“America should be rallying our friends and allies to oppose these insidious UNESCO resolutions that attempt to undermine the historic connection of the Israeli people with all of their country, including their capital, Jerusalem,” Cruz wrote.
Ros-Lehtinen said that “some of the organization’s members appear single-minded in their efforts to attack the Jewish State, the only country to respect religious freedom in a region beset by religious violence,” and slammed “the continued hypocrisy and repeated attempts by UNESCO members to distort the truth.”
She said the move must be seen for what it is, “part and parcel of the larger anti-Israel agenda that exists across the UN system, one designed to delegitimize and isolate the Jewish State.”
The other signatories to the letter are by Sens. Richard Blumenthal (D-Conn.), Kirsten Gillibrand (D-N.Y.), and Joe Manchin (D-W.Va.); and Reps. Ted Deutch (D-Fla.), Eliot Engel (D-N.Y.), Kay Granger (R-Texas), Nita Lowey (D-N.Y.), and Ed Royce (R-Calif.).
A draft of the resolution set to go before the World Heritage Committee obtained by The Times of Israel once again refers to the Temple Mount compound solely by its Muslim names, “Al-Aqsa Mosque/Al-Haram Al-Sharif,” and defines it only as “a Muslim holy site of worship.” As the site of the Biblical temples, the mount is the holiest place in Judaism.
While last week’s text did include one passage with a mention of the importance of Jerusalem’s Old City for “the three monotheistic religions,” the heritage committee’s resolution text includes no references to Jewish or Christian ties to the area’s holy sites.
According to Israeli officials, there is some chance that the Arab nations sponsoring the resolution — Kuwait, Lebanon and Tunisia — will agree to insert a similar passage in the final draft, in order to ensure that Western countries vote for the resolution, or at least abstain.
Last week’s resolution referred to Israel as “the occupying power” at the holy sites. The new resolution does not. Nor does the new version put quotation marks around the Jewish term “Western Wall,” a punctuation seen in Israel as further bolstering the original resolution’s disdain of a Jewish connection to Judaism’s holiest site. Israel’s envoy to UNESCO, Carmel Shama-Hacohen, said over the weekend that these seemingly minor changes in so hostile a text nonetheless mark significant concessions on the part of Arab states, which would not have been achievable only a few months ago.
Last week’s resolution was approved at the UNESCO committee stage on October 13 with 24 “yes” votes, six “no” votes and 26 abstentions, and then formally confirmed by UNESCO’s executive on October 18, sparking vociferous condemnation in Israel, as well as from UNESCO’s own director and several foreign leaders. A chorus of Israeli politicians, led by Prime Minister Benjamin Netanyahu but including left-wing lawmakers, slammed the decision as absurd and UNESCO as detached from reality.

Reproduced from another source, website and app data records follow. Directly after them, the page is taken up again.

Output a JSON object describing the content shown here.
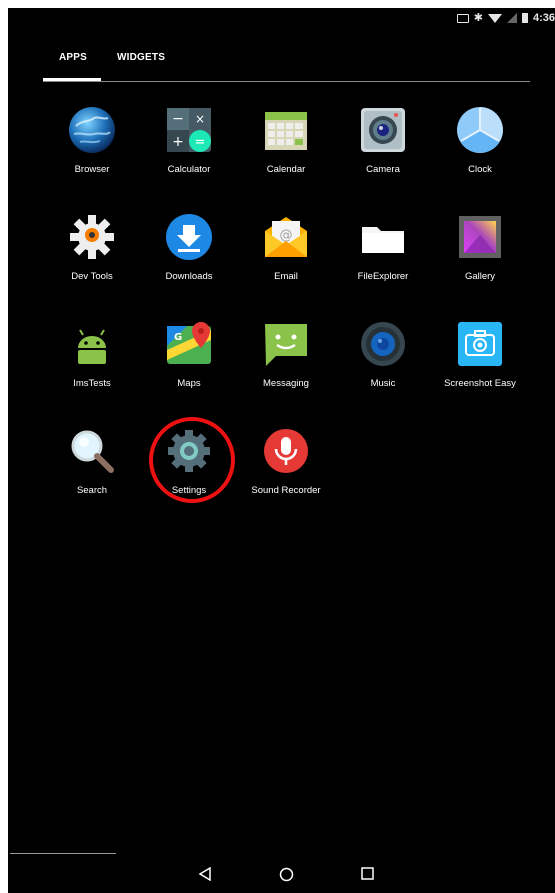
{
  "status_bar": {
    "time": "4:36",
    "icons": [
      "cast-icon",
      "bluetooth-icon",
      "wifi-icon",
      "signal-icon",
      "battery-icon"
    ]
  },
  "tabs": [
    {
      "label": "APPS",
      "selected": true
    },
    {
      "label": "WIDGETS",
      "selected": false
    }
  ],
  "apps": [
    {
      "label": "Browser",
      "icon": "browser-globe-icon"
    },
    {
      "label": "Calculator",
      "icon": "calculator-icon"
    },
    {
      "label": "Calendar",
      "icon": "calendar-icon"
    },
    {
      "label": "Camera",
      "icon": "camera-icon"
    },
    {
      "label": "Clock",
      "icon": "clock-icon"
    },
    {
      "label": "Dev Tools",
      "icon": "dev-tools-gear-icon"
    },
    {
      "label": "Downloads",
      "icon": "download-icon"
    },
    {
      "label": "Email",
      "icon": "email-envelope-icon"
    },
    {
      "label": "FileExplorer",
      "icon": "folder-icon"
    },
    {
      "label": "Gallery",
      "icon": "gallery-icon"
    },
    {
      "label": "ImsTests",
      "icon": "android-robot-icon"
    },
    {
      "label": "Maps",
      "icon": "maps-icon"
    },
    {
      "label": "Messaging",
      "icon": "messaging-icon"
    },
    {
      "label": "Music",
      "icon": "music-speaker-icon"
    },
    {
      "label": "Screenshot Easy",
      "icon": "screenshot-camera-icon"
    },
    {
      "label": "Search",
      "icon": "magnifier-icon"
    },
    {
      "label": "Settings",
      "icon": "settings-gear-icon",
      "highlighted": true
    },
    {
      "label": "Sound Recorder",
      "icon": "microphone-icon"
    }
  ],
  "colors": {
    "background": "#000000",
    "highlight_ring": "#ee1111",
    "label_text": "#ffffff"
  },
  "nav_bar": {
    "buttons": [
      "back-icon",
      "home-icon",
      "recents-icon"
    ]
  }
}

Mexico and Brazil, which voted in favor of the resolution, later expressed regret and vowed to abstain in future votes on the matter. Italy, which abstained, said it would henceforth vote against similar resolutions.
Italy, Brazil and Mexico are not members of UNESCO’s World Heritage Committee, and thus will not be able to vote on Wednesday.
The 21 nations that will vote on the text are: Finland, Poland, Portugal, Croatia, Turkey, Azerbaijan, South Korea, Indonesia, the Philippines, Vietnam, Kazakhstan, Tunisia, Kuwait, Lebanon, Peru, Cuba, Jamaica, Burkina Faso, Zimbabwe, Angola and Tanzania.
According to Shama-Hacohen, Netanyahu instructed him to work to convince countries likely to abstain to go further and cast a vote against the resolution, arguing that an abstention is akin to support.
Shama-Hacohen added that an ambassador from a leading Arab state had told him he did not understand what the Palestinians were trying to accomplish with their resolutions, but that political pressures meant his government was forced to toe the Palestinian line.